=== Section Start ===

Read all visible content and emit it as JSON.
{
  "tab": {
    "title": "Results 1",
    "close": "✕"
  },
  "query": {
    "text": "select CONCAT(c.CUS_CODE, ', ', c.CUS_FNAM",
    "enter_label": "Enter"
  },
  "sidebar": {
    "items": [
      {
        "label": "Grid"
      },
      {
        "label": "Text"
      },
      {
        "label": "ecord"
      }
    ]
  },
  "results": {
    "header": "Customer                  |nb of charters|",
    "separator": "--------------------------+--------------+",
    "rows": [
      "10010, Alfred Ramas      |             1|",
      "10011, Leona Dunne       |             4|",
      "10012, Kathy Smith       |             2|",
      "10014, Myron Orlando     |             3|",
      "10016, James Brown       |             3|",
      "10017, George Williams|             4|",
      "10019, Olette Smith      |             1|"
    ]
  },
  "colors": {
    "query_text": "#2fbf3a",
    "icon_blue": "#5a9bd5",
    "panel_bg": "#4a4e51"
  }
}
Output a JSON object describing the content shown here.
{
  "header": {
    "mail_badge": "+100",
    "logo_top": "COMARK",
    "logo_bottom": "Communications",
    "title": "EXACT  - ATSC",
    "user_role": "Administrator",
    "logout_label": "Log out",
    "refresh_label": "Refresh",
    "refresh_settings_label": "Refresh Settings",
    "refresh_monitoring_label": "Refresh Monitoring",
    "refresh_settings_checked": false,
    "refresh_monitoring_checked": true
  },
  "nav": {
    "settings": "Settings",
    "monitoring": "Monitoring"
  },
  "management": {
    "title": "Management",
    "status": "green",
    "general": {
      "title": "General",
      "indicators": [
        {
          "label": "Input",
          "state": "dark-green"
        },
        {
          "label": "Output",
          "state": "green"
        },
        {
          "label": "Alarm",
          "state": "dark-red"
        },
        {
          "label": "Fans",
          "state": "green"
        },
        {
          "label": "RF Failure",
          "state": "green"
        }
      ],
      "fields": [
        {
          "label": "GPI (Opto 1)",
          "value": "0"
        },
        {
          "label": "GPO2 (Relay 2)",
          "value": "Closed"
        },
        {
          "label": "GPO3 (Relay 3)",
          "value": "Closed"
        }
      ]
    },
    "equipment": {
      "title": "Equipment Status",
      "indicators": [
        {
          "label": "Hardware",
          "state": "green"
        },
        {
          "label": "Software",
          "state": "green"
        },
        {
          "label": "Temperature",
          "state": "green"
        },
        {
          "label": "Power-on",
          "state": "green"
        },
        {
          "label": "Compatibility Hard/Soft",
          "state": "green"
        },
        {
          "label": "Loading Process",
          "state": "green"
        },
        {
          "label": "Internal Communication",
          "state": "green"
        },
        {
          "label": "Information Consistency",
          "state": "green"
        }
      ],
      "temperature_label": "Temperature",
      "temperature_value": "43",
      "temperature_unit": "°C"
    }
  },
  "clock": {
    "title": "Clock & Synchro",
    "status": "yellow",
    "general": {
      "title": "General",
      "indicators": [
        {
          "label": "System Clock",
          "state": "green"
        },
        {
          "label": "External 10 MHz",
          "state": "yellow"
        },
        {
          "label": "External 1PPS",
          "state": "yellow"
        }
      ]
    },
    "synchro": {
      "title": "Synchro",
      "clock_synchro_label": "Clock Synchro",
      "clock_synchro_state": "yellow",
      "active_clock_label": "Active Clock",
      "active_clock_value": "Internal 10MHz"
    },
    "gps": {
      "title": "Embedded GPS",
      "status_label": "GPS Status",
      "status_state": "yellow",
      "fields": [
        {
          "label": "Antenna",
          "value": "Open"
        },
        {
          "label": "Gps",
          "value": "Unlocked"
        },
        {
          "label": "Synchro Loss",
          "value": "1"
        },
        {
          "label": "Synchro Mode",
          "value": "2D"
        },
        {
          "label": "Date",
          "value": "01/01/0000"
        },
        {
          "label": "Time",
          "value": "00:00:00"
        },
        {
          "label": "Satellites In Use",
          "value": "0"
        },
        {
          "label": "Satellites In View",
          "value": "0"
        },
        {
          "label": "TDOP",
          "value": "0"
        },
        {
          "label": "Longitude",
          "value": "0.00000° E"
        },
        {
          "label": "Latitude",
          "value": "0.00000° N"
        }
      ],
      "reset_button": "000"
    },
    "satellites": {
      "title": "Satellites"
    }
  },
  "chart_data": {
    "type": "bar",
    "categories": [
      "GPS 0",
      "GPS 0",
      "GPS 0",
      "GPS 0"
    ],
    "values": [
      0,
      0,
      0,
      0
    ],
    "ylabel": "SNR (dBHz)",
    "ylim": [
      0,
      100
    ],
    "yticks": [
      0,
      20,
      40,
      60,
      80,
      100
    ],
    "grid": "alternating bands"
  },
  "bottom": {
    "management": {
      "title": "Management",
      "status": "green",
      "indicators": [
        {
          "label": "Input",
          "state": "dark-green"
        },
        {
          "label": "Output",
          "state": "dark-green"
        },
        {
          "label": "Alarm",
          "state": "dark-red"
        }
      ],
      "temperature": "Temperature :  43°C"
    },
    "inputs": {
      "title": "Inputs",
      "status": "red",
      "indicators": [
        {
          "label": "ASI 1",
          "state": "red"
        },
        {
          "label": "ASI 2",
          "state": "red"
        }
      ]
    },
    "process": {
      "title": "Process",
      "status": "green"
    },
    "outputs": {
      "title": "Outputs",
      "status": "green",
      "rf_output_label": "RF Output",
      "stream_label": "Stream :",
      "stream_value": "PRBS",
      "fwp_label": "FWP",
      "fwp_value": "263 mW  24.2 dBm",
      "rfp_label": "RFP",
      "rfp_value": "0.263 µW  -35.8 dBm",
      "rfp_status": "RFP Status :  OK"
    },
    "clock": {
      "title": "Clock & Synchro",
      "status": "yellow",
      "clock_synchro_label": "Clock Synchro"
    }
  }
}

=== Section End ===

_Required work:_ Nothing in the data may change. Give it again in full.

_Task output:_
Read all visible content and emit it as JSON.
{
  "tab": {
    "title": "Results 1",
    "close": "✕"
  },
  "query": {
    "text": "select CONCAT(c.CUS_CODE, ', ', c.CUS_FNAM",
    "enter_label": "Enter"
  },
  "sidebar": {
    "items": [
      {
        "label": "Grid"
      },
      {
        "label": "Text"
      },
      {
        "label": "ecord"
      }
    ]
  },
  "results": {
    "header": "Customer                  |nb of charters|",
    "separator": "--------------------------+--------------+",
    "rows": [
      "10010, Alfred Ramas      |             1|",
      "10011, Leona Dunne       |             4|",
      "10012, Kathy Smith       |             2|",
      "10014, Myron Orlando     |             3|",
      "10016, James Brown       |             3|",
      "10017, George Williams|             4|",
      "10019, Olette Smith      |             1|"
    ]
  },
  "colors": {
    "query_text": "#2fbf3a",
    "icon_blue": "#5a9bd5",
    "panel_bg": "#4a4e51"
  }
}
Output a JSON object describing the content shown here.
{
  "header": {
    "mail_badge": "+100",
    "logo_top": "COMARK",
    "logo_bottom": "Communications",
    "title": "EXACT  - ATSC",
    "user_role": "Administrator",
    "logout_label": "Log out",
    "refresh_label": "Refresh",
    "refresh_settings_label": "Refresh Settings",
    "refresh_monitoring_label": "Refresh Monitoring",
    "refresh_settings_checked": false,
    "refresh_monitoring_checked": true
  },
  "nav": {
    "settings": "Settings",
    "monitoring": "Monitoring"
  },
  "management": {
    "title": "Management",
    "status": "green",
    "general": {
      "title": "General",
      "indicators": [
        {
          "label": "Input",
          "state": "dark-green"
        },
        {
          "label": "Output",
          "state": "green"
        },
        {
          "label": "Alarm",
          "state": "dark-red"
        },
        {
          "label": "Fans",
          "state": "green"
        },
        {
          "label": "RF Failure",
          "state": "green"
        }
      ],
      "fields": [
        {
          "label": "GPI (Opto 1)",
          "value": "0"
        },
        {
          "label": "GPO2 (Relay 2)",
          "value": "Closed"
        },
        {
          "label": "GPO3 (Relay 3)",
          "value": "Closed"
        }
      ]
    },
    "equipment": {
      "title": "Equipment Status",
      "indicators": [
        {
          "label": "Hardware",
          "state": "green"
        },
        {
          "label": "Software",
          "state": "green"
        },
        {
          "label": "Temperature",
          "state": "green"
        },
        {
          "label": "Power-on",
          "state": "green"
        },
        {
          "label": "Compatibility Hard/Soft",
          "state": "green"
        },
        {
          "label": "Loading Process",
          "state": "green"
        },
        {
          "label": "Internal Communication",
          "state": "green"
        },
        {
          "label": "Information Consistency",
          "state": "green"
        }
      ],
      "temperature_label": "Temperature",
      "temperature_value": "43",
      "temperature_unit": "°C"
    }
  },
  "clock": {
    "title": "Clock & Synchro",
    "status": "yellow",
    "general": {
      "title": "General",
      "indicators": [
        {
          "label": "System Clock",
          "state": "green"
        },
        {
          "label": "External 10 MHz",
          "state": "yellow"
        },
        {
          "label": "External 1PPS",
          "state": "yellow"
        }
      ]
    },
    "synchro": {
      "title": "Synchro",
      "clock_synchro_label": "Clock Synchro",
      "clock_synchro_state": "yellow",
      "active_clock_label": "Active Clock",
      "active_clock_value": "Internal 10MHz"
    },
    "gps": {
      "title": "Embedded GPS",
      "status_label": "GPS Status",
      "status_state": "yellow",
      "fields": [
        {
          "label": "Antenna",
          "value": "Open"
        },
        {
          "label": "Gps",
          "value": "Unlocked"
        },
        {
          "label": "Synchro Loss",
          "value": "1"
        },
        {
          "label": "Synchro Mode",
          "value": "2D"
        },
        {
          "label": "Date",
          "value": "01/01/0000"
        },
        {
          "label": "Time",
          "value": "00:00:00"
        },
        {
          "label": "Satellites In Use",
          "value": "0"
        },
        {
          "label": "Satellites In View",
          "value": "0"
        },
        {
          "label": "TDOP",
          "value": "0"
        },
        {
          "label": "Longitude",
          "value": "0.00000° E"
        },
        {
          "label": "Latitude",
          "value": "0.00000° N"
        }
      ],
      "reset_button": "000"
    },
    "satellites": {
      "title": "Satellites"
    }
  },
  "chart_data": {
    "type": "bar",
    "categories": [
      "GPS 0",
      "GPS 0",
      "GPS 0",
      "GPS 0"
    ],
    "values": [
      0,
      0,
      0,
      0
    ],
    "ylabel": "SNR (dBHz)",
    "ylim": [
      0,
      100
    ],
    "yticks": [
      0,
      20,
      40,
      60,
      80,
      100
    ],
    "grid": "alternating bands"
  },
  "bottom": {
    "management": {
      "title": "Management",
      "status": "green",
      "indicators": [
        {
          "label": "Input",
          "state": "dark-green"
        },
        {
          "label": "Output",
          "state": "dark-green"
        },
        {
          "label": "Alarm",
          "state": "dark-red"
        }
      ],
      "temperature": "Temperature :  43°C"
    },
    "inputs": {
      "title": "Inputs",
      "status": "red",
      "indicators": [
        {
          "label": "ASI 1",
          "state": "red"
        },
        {
          "label": "ASI 2",
          "state": "red"
        }
      ]
    },
    "process": {
      "title": "Process",
      "status": "green"
    },
    "outputs": {
      "title": "Outputs",
      "status": "green",
      "rf_output_label": "RF Output",
      "stream_label": "Stream :",
      "stream_value": "PRBS",
      "fwp_label": "FWP",
      "fwp_value": "263 mW  24.2 dBm",
      "rfp_label": "RFP",
      "rfp_value": "0.263 µW  -35.8 dBm",
      "rfp_status": "RFP Status :  OK"
    },
    "clock": {
      "title": "Clock & Synchro",
      "status": "yellow",
      "clock_synchro_label": "Clock Synchro"
    }
  }
}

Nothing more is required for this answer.